The rest of the paragraph outlines how this mutual submission should work in a Christian family.


The Wife’s Duty to her Husband (5:22-24): Paul began his treatment of this important topic with the duty of a Christian wife.  She must defer, in gracious humility, to her husband as a token of her recognition of the lordship of Christ.  The passage does not require the submission of all women to all men; rather, each wife must defer to her own husband; nor does the verse demand that the husband’s leadership rival the lordship of Christ.   Christ’s headship to the church connotes vital union and meaningful leadership.  The husband must foster this submission by loving his wife sacrificially, as the Lord Jesus loves the church.  This deference must apply to every aspect of the marriage (“in everything”).


The Husband’s Duty to his Wife (5:25-33): Husbands demonstrate their submission to their wives through profound love, a self-giving, sacrificial love.  Paul made three claims about this love.

  1. Each man must treat his spouse in a manner that will promote her holiness and purity (vv. 25-27): The Lord’s relationship to the church serves a model for spousal love. Baptism symbolizes the cleansing power of Christ, and, as the words spoken at a person’s baptism solemnize the rite, so a husband’s treatment of his wife must set her apart as his sacred, holy partner in life.  Verse 27 reflects the wedding practices of the First Century.  An essential element of the wedding ceremony centered on the public presentation of the bride and groom, a presentation that symbolized their holy union.  Again, this marvelous redemptive image mirrors the spousal relationship. 
  2. Each husband must love his wife as he loves his own body (vv. 28-30): All normal human beings nurture and nourish their own bodies; so, the husband must extend this self-preservation to the nurturing of his wife.  She has, in God’s eyes, become like her husband’s flesh and blood; thus, he must care for her as he cares for himself.
  3. Each husband must regard his marriage as the most important relationship in life (vv. 31-33): The marriage covenant transcends the previous relationship a man shred with his parents.  His wife becomes the lynchpin and axis of his life.  It seems noteworthy that Paul singled out the man’s relationship with his parents.  Perhaps he implied that men may tend to hold too dear the parental bond, and, if so, they must learn to give priority to the marriage relationship.  Again, this admonition mirrors Christ’s relationship with the church. 

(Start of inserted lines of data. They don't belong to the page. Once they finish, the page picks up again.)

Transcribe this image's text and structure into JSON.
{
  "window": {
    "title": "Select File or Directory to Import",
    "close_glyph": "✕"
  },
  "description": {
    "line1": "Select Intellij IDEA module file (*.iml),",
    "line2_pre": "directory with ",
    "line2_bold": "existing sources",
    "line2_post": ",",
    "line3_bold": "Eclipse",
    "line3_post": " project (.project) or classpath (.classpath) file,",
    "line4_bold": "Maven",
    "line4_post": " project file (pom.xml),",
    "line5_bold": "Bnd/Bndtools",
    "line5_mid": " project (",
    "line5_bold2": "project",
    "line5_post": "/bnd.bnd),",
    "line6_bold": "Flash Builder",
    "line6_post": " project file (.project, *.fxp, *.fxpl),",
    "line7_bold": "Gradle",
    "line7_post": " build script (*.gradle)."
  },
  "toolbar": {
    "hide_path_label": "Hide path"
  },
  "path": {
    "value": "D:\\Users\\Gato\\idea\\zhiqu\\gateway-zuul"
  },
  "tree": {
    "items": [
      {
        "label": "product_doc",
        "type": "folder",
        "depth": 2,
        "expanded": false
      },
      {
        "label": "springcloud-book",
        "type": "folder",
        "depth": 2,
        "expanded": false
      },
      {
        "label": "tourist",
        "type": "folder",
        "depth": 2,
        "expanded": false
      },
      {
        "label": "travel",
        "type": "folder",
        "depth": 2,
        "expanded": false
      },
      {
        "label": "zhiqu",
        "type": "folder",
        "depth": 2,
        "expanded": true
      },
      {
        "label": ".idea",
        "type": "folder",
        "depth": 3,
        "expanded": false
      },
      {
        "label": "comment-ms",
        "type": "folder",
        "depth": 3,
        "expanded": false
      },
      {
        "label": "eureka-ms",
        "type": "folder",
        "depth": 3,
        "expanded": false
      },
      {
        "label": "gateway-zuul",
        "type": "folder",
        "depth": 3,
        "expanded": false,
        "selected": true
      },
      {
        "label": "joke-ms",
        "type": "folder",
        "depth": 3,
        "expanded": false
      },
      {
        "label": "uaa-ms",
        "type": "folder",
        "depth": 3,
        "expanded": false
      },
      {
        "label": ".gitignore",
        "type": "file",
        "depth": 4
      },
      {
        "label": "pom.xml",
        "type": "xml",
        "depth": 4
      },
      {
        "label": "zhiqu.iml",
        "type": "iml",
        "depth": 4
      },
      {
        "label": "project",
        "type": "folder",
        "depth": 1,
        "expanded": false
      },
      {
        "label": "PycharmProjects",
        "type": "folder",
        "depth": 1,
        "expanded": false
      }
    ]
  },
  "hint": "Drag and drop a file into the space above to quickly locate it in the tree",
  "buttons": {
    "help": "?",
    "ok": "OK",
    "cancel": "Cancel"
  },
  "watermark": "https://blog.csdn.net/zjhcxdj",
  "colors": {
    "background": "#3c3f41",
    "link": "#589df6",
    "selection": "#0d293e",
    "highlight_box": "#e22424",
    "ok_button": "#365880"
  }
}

Conclusion: The Bible is clear about the sanctity of marriage and the sinfulness of divorce-- But why?  Malachi 2:13-17 says that God hates divorce, a hatred that stems from the connection between marriage and God’s relationship with his people.  The Old Testament often compares Israel’s unfaithfulness marital infidelity, and Paul seemed to have this in mind as he wrote Ephesians.  In a sense, Christian marriage has an evangelistic and redemptive purpose.  The marital bond “preaches” the gospel to the world.